Iraq “cannot be stabilized”? That strikes me as a ridiculous statement. One can legitimately ask whether Iraq can be stabilized at acceptable political, military or financial cost. But that would require some hard analysis of what the stakes are and what those costs may be. Notwithstanding the results of Tuesday’s election, I think the American people are adult enough for such a discussion.
The key to the “Baker Plan” will be to engage Iran and Syria and coax them into stopping their support for al-Qaeda and the insurgents. The mullahs are having a good laugh at that one. I’m sure they’ll be impressed by our entreaties to halt their nuclear program given our demonstrated resolve to keep our word to the Iraqi people. And Baby Assad is rubbing his hands together in anticipation at what goodies he can extract from the American dupes who show up on his doorstep, hat in hand, begging him to pull our chestnuts out of the fire in Iraq.
I have been in favor of engaging both Iran and Syria in diplomacy – but with Iraq as an ancillary issue. I would have thought that the fate of the Iraqi people and government was not a matter open to negotiation.
Welcome to the new world of “real” politik.
Negotiating with Syria especially opens up intriguing possibilities. Driving a wedge between Assad and the Iranians (if it were possible without sacrificing Israeli security) would isolate Iran and perhaps even improve the prospects for an Israeli-Syrian dialogue. Hinderaker correctly points out that pressuring Israel to give up the Golan Heights in some kind of scheme to entice Assad to halt his support for Iraqi insurgents would be stupid. But John fails to note that the Golan has lost some of its strategic value to Israel. Those rockets from Hezbollah flew over the Golan Heights during the war.
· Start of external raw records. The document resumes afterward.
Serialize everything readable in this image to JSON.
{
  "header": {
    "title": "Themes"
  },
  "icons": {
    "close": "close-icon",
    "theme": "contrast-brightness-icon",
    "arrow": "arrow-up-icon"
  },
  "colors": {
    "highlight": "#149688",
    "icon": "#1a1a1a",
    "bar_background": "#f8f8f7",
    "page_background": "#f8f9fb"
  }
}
Occupation of the Golan is no longer a guarantee against Israel being attacked from that quarter and if other security guarantees could be given to Israel regarding the Heights, it may be possible for the US to act as an honest broker in negotiations that would lead to their return to Syria.
In that context, both Syria and Israel would benefit and we would have Assad’s help in tamping down violence in Iraq. And there wouldn’t be a thing the mullahs in Iran could do about it.
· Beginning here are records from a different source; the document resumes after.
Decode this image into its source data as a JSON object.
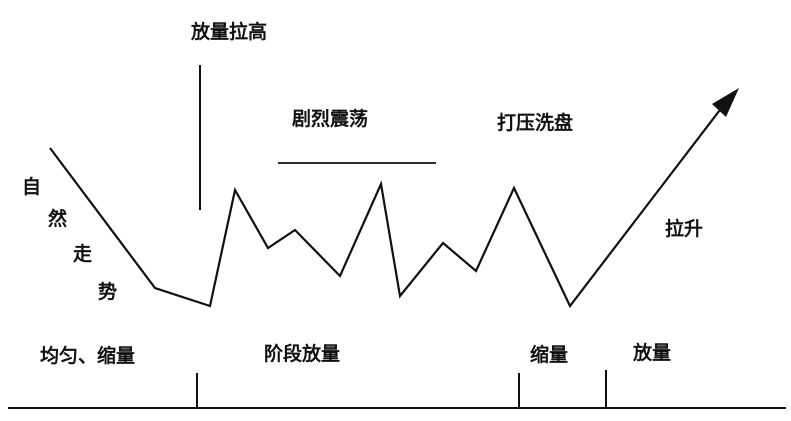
{
  "diagram": {
    "top_labels": {
      "volume_lift": "放量拉高",
      "violent_oscillation": "剧烈震荡",
      "suppress_washout": "打压洗盘",
      "pull_up": "拉升"
    },
    "natural_trend": [
      "自",
      "然",
      "走",
      "势"
    ],
    "bottom_labels": {
      "uniform_shrink": "均匀、缩量",
      "stage_volume": "阶段放量",
      "shrink": "缩量",
      "expand": "放量"
    }
  }
}
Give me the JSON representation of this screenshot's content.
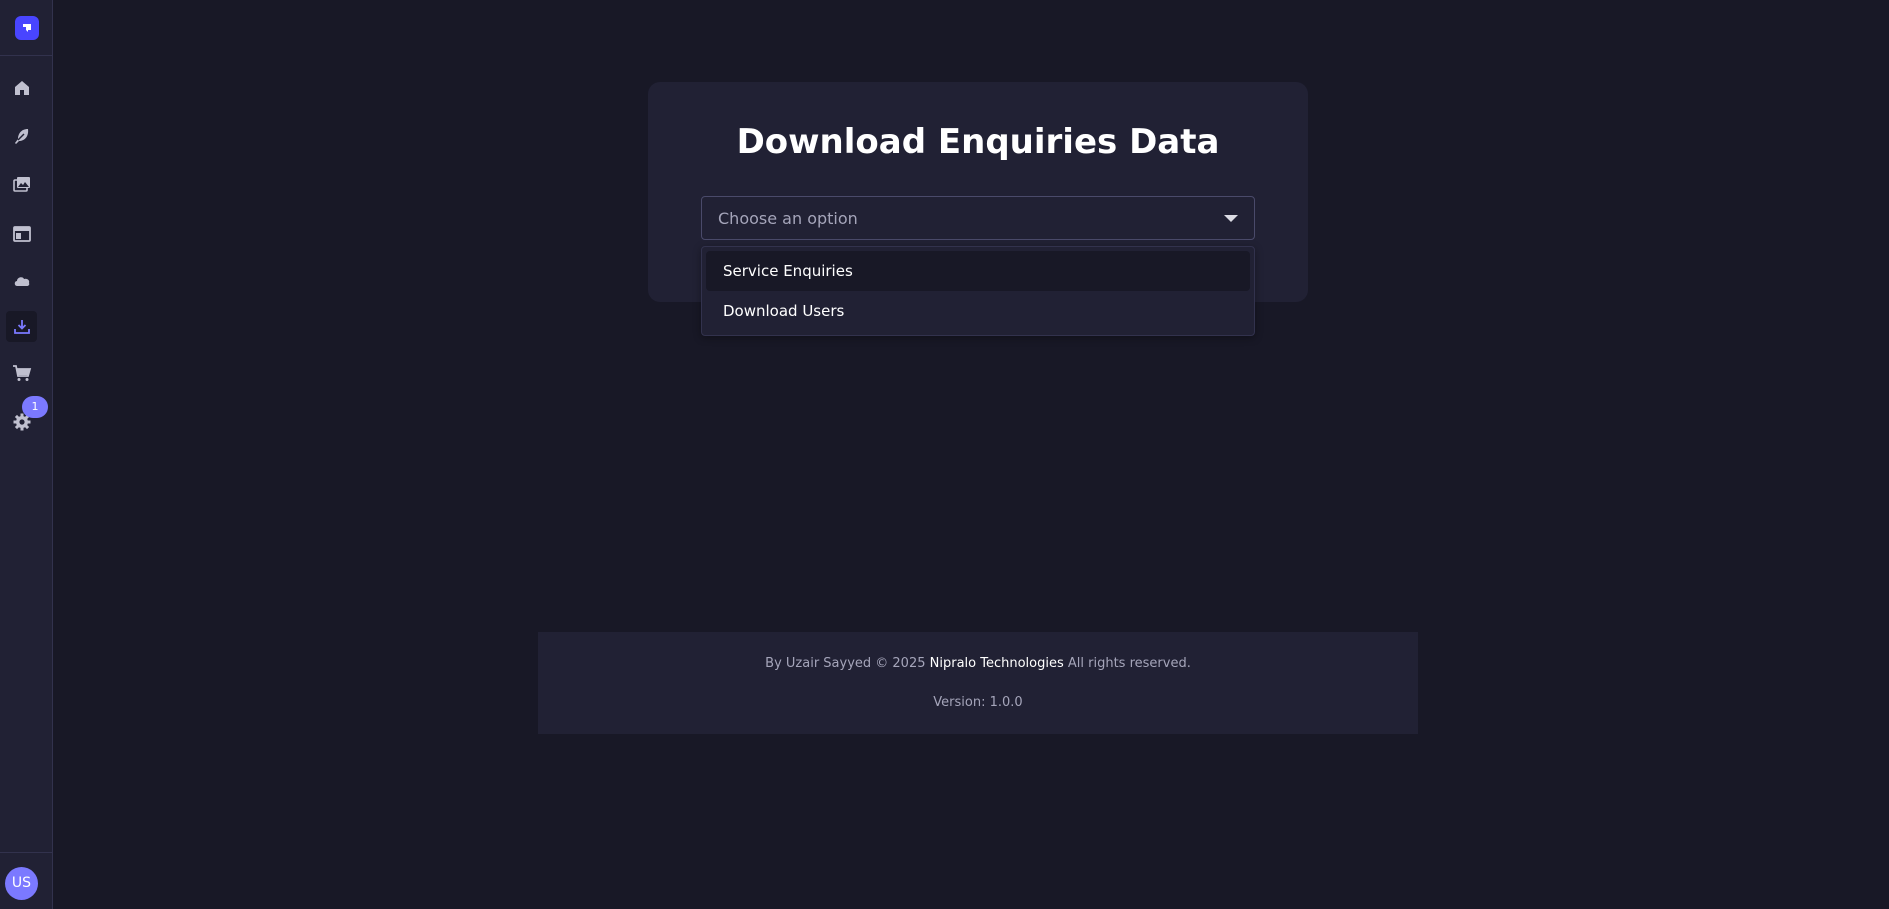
{
  "sidebar": {
    "logo_icon": "strapi-logo-icon",
    "items": [
      {
        "icon": "home-icon"
      },
      {
        "icon": "feather-icon"
      },
      {
        "icon": "images-icon"
      },
      {
        "icon": "layout-icon"
      },
      {
        "icon": "cloud-icon"
      },
      {
        "icon": "download-icon",
        "active": true
      },
      {
        "icon": "cart-icon"
      },
      {
        "icon": "gear-icon"
      }
    ],
    "settings_badge": "1",
    "avatar_initials": "US"
  },
  "card": {
    "title": "Download Enquiries Data",
    "select_placeholder": "Choose an option"
  },
  "dropdown": {
    "options": [
      "Service Enquiries",
      "Download Users"
    ]
  },
  "footer": {
    "prefix": "By Uzair Sayyed © 2025",
    "brand": "Nipralo Technologies",
    "suffix": "All rights reserved.",
    "version": "Version: 1.0.0"
  },
  "colors": {
    "background": "#181826",
    "panel": "#212134",
    "accent": "#7b79ff",
    "logo": "#4945ff"
  }
}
As for Ahmadinejad and his nukes, direct negotiations are inevitable. Get used to the idea. The diplomatic dance – fruitless as it almost assuredly will be – is a rite of foreign policy elites the world over. The fact that nothing will be accomplished isn’t the point. It is the dance itself for its own sake that will engage the interest of the self deluded peacemakers who will talk and talk until there’s nothing left to talk about. And then we’ll find ourselves in exactly the same place we are today – will it be war with Iran or do we acquiesce and resign ourselves to them having nuclear weapons?
But to leave the nuclear issue to the side and beg the Iranians for help with Iraq will elicit a few giggles from the humorless fanatics in Tehran. They are bleeding their mortal enemy of blood and treasure. Why in God’s name should they stop? They have sworn to destroy us dozens of times since the revolution of 1979. Are we to suddenly believe that we can engage them in dialogue on Iraq toward the ends we desire when the whole ball of wax will probably fall into their lap anyway?
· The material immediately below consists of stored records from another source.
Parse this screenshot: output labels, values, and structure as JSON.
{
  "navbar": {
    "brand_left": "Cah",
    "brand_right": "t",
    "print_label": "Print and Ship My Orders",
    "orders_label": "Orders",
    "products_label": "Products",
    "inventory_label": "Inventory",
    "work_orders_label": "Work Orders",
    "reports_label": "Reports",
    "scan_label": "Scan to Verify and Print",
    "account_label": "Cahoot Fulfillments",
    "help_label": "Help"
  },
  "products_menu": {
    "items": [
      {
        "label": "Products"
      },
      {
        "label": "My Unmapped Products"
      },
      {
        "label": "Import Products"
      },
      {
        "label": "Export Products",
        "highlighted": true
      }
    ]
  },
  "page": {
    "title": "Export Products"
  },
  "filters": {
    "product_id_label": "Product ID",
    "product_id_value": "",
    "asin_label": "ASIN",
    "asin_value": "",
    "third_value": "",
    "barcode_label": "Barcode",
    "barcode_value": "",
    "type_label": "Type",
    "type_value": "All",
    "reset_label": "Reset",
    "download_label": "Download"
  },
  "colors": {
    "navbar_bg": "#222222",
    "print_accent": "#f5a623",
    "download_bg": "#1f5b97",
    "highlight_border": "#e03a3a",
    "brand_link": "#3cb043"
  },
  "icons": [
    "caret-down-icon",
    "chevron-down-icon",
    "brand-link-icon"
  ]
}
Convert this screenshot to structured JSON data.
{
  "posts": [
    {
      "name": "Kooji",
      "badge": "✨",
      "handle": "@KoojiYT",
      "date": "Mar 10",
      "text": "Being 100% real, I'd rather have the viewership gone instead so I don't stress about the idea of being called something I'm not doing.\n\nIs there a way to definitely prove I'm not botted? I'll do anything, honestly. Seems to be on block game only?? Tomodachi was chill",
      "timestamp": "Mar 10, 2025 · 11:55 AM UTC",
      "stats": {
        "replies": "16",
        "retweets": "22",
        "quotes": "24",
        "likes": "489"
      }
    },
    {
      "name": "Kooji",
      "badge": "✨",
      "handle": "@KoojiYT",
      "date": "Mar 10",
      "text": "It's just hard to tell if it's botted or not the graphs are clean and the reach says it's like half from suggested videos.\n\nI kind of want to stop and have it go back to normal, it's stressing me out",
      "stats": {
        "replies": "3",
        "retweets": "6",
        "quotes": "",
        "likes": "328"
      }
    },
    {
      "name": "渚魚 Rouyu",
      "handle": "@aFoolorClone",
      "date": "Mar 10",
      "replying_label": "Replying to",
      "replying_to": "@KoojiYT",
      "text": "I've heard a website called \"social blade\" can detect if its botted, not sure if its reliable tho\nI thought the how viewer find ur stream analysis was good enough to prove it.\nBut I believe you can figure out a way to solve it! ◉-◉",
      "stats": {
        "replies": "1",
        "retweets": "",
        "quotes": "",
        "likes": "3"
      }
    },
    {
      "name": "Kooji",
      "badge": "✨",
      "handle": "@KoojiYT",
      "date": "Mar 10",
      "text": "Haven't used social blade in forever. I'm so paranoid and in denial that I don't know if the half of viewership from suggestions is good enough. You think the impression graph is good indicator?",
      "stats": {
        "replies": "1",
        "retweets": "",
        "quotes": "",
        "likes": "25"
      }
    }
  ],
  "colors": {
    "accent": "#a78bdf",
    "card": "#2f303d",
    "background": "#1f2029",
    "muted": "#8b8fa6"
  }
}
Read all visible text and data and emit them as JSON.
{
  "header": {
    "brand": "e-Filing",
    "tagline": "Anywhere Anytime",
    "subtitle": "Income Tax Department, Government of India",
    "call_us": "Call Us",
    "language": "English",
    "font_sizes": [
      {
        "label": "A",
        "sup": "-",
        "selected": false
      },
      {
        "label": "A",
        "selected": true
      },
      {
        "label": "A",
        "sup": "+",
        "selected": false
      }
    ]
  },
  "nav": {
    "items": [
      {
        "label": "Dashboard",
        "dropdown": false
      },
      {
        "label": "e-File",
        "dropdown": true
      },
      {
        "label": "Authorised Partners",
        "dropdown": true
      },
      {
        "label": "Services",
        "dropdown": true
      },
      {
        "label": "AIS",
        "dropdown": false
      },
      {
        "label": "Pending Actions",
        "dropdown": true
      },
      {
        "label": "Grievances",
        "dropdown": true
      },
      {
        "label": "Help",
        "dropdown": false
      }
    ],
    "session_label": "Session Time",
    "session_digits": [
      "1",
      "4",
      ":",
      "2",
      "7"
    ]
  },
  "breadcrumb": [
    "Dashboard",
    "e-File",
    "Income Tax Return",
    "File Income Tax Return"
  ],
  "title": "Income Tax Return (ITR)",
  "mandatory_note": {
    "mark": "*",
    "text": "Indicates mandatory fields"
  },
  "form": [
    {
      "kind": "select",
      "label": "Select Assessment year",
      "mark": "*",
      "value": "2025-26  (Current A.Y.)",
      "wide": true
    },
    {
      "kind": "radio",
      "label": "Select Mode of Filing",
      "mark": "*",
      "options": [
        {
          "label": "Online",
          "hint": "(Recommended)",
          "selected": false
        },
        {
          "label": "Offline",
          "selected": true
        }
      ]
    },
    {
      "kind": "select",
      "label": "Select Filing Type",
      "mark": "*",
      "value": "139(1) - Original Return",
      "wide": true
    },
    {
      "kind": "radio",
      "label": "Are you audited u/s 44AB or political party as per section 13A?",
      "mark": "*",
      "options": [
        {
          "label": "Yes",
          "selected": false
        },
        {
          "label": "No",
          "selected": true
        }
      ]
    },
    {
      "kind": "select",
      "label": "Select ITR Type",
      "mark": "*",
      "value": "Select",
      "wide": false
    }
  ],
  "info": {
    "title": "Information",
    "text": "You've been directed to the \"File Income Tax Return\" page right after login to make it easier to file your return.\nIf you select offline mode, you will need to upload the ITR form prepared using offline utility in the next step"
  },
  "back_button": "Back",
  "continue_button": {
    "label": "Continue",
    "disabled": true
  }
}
The Iranians don’t only want us defeated. They want the US humiliated. Any negotiations with the mullahs will be long, drawn out, and designed to show the world how powerless we are to affect events in the region. In the meantime, our soldiers will continue to die, the Iraqi government will continue to dither, and the body count of civilians will spiral upwards.
Phased withdrawal my ass. If we have decided to bug out, let’s leave as quickly as possible. If victory is not to be had at any price then it is immoral to keep our men and women in harms way simply to appease domestic sensibilities. Yes Iraq will devolve into madness and chaos. We can deal with that situation in the context of the War on Terror. Asking someone to put their life on the line for no reason save assuaging the consciences of politicians is stupid.
If we’re not going to stay until the situation is stabilized leave now. Leave as quickly as we went in. The Saudis, the Iranians and the Syrians all helped sow the wind. Now let them reap the whirlwind.